“Watcher Obsidian, I assume,” said the head Magi.
“Yes, your grace,” he replied, stopping to bow his head in the formal reverence that he had never quite been able to feel.
“Come closer, boy. I don’t want to have to shout at you. I am Kaden, and have the honour of the Sitting today. My brothers and I have all read Clerk Emilia’s account of your report this morning. I must say, it seems to defy belief.”
“Do you, now? And what is it that you understand, I wonder?”
“That it would be difficult to accept my report. I can hardly believe it myself.”
“Well then, why don’t you tell us again, in your own words. Exactly what happened in the Fellwood?”
Slowly, and with the practiced detail that had been so thoroughly drilled into him during his time as a student of the League, Dian began to recount the tale. He explained how he had seen the three Relenians, how the one called Kelven had unexpectedly slain the man who was, by all indications, the crown prince of Relen’kar. He told of how the prince had placed the strange manacle around his killer’s wrist as he died, of how Kelven and his sister had fled from the lifeless body and made camp several miles away. Most importantly, he told of the strange cold, the mysterious darkness and the disappearance of the girl called Tyra.
“And this shadow,” said one of the other Magi, a soft spoken man in his middle years, whose short beard was flecked with silver. “You believe it was directly responsible for the girl’s disappearance?”
“As though the darkness descended and stole her away?”

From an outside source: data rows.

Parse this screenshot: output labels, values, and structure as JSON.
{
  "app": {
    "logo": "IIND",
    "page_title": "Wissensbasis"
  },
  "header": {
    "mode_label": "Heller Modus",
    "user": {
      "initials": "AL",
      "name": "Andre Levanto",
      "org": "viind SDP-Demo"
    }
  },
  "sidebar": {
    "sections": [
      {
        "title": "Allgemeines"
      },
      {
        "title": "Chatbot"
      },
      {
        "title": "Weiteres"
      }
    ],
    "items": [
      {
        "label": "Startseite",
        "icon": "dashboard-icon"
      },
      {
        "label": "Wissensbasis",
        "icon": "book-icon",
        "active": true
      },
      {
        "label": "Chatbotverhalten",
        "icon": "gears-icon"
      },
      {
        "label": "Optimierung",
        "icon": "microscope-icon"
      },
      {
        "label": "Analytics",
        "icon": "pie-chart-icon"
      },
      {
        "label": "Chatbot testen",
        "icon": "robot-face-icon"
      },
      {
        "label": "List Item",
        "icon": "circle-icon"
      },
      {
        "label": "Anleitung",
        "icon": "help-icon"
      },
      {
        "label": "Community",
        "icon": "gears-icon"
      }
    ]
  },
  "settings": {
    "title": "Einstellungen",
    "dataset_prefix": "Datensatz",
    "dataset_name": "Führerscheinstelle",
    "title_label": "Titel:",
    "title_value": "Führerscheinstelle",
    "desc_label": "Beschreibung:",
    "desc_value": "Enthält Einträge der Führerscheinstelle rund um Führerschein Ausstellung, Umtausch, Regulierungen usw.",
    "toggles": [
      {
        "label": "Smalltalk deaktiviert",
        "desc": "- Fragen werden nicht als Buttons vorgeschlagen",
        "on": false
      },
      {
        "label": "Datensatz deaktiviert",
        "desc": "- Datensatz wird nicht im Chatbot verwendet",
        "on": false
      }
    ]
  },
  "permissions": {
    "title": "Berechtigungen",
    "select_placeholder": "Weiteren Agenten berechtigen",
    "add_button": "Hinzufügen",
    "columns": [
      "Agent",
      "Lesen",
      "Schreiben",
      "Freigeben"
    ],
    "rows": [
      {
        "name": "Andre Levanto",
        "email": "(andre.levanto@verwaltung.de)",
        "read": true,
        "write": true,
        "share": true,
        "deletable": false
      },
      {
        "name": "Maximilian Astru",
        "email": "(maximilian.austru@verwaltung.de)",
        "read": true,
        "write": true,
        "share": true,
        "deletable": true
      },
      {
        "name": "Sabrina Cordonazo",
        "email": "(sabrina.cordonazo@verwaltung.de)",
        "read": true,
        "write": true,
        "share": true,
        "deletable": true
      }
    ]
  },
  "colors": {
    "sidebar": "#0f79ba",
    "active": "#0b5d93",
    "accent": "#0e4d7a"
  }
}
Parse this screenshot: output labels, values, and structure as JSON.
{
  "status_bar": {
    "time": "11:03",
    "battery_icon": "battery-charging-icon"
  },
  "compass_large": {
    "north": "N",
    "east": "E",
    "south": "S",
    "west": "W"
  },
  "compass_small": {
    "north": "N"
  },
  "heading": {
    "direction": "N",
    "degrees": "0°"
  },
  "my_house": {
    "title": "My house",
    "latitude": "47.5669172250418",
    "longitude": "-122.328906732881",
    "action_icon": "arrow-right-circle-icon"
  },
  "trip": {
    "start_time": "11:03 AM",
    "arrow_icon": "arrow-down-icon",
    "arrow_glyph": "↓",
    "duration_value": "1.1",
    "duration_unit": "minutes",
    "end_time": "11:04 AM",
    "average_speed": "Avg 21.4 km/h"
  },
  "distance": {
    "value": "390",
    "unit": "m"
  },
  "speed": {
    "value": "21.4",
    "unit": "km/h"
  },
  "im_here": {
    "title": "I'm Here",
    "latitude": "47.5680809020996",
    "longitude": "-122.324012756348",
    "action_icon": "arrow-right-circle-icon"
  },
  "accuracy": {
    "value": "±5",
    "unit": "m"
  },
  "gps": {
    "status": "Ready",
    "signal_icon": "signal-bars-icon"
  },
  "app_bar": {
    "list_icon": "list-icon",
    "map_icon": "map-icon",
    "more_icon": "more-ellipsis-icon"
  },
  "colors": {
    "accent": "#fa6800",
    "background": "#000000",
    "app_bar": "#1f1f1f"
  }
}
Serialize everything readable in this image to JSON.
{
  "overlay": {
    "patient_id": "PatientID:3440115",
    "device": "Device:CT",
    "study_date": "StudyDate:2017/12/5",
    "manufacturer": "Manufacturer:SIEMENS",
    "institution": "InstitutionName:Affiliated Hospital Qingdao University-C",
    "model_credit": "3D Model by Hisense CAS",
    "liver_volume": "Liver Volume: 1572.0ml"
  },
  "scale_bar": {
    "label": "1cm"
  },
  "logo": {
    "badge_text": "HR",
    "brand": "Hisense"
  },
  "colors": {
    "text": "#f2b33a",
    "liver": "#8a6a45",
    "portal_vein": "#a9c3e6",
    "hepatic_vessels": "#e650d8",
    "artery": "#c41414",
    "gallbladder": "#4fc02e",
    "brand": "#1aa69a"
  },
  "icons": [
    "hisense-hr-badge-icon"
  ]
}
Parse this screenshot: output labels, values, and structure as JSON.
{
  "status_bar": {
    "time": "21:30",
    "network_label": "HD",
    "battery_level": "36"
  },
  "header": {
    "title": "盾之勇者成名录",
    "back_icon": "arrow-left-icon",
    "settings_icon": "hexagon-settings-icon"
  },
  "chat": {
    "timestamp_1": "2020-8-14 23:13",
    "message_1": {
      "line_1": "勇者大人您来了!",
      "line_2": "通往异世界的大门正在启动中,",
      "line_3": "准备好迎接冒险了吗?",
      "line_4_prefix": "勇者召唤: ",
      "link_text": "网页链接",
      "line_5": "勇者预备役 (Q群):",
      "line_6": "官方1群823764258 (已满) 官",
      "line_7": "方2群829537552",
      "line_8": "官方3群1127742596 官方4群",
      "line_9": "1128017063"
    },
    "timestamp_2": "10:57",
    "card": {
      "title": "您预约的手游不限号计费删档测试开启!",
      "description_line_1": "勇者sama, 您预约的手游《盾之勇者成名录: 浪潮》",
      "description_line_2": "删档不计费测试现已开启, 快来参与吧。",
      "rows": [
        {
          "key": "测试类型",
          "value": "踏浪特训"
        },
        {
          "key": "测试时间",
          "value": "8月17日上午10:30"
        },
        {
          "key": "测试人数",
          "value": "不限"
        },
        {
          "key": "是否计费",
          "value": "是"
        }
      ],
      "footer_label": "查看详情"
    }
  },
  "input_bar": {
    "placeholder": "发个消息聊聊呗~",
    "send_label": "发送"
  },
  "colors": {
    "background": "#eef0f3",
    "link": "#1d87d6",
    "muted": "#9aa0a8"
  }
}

Dian hesitated for a moment, unsure of where the Magi was leading him. “Yes,” he replied at least. “That was my assessment.”
“What nonsense!” snapped another of the Magi. Unlike his peers, he was younger and beardless, with a long hooked nose and eyes so dark that they seemed almost black. “A shadow that abducts young girls? The very notion is absurd! The boy is Joined to a raven. Clearly it’s driven him mad.”
“Please, Zaymenar,” said Kaden. “Remember that you were the one who insisted on being a part of this audience. Let the boy speak. Now, Watcher Obsidian, you must understand that the very idea of a darkness such as you describe is difficult to fathom. Your own account suggests that this shadow was actually alive, falling like an eagle on its prey and then departing again.” Dian had not thought of the event in such precise terms, but it seemed as apt a description as any. “It was nighttime. Is it not possible that a cloud simply rolled over the moon and the girl wandered off into the woods?”
“I think not, your Grace. The shadow and the wind both came and went together, in a way that I’ve never experienced before. And the darkness—it was so thick that I could almost feel it.”
“You mean your totem could almost feel it,” interrupted Zaymenar. “You felt nothing yourself.”
“We know little about this raven of yours. Perhaps its senses confused you. Perhaps what you thought you felt was nothing more than its its own fear.” In the back of back of his mind, Dian could feel Azental’s awareness prickling in irritation. She would undoubtedly have more than few choice words to say about the beardless Magi.
“I do not believe that to be the case,” the young Watcher replied.
“The mad rarely do.”
“Enough!” snapped Kaden. “This is an audience not an inquisition! Whatever you may think of the boy’s story, Zaymenar, this is neither the time nor the place for throwing currish insults in his face. Be respectful or be silent.”
“You would do well to watch your tone, Kaden,” replied the chastised man, turning his gaze sharply toward the Stone Seat. “This is obviously a monumental waste of our time, and I’ll have no more part of it. Enjoy your fool’s errand. The boy knows nothing! Come, Sandar!” With that, Zaymenar and the man who had been sitting beside him rose from their seats and strode from the High Dais without another word. The dagger-like glare he threw at Dian, however, spoke volumes all on its own.
The black-eyed Magi was no friend.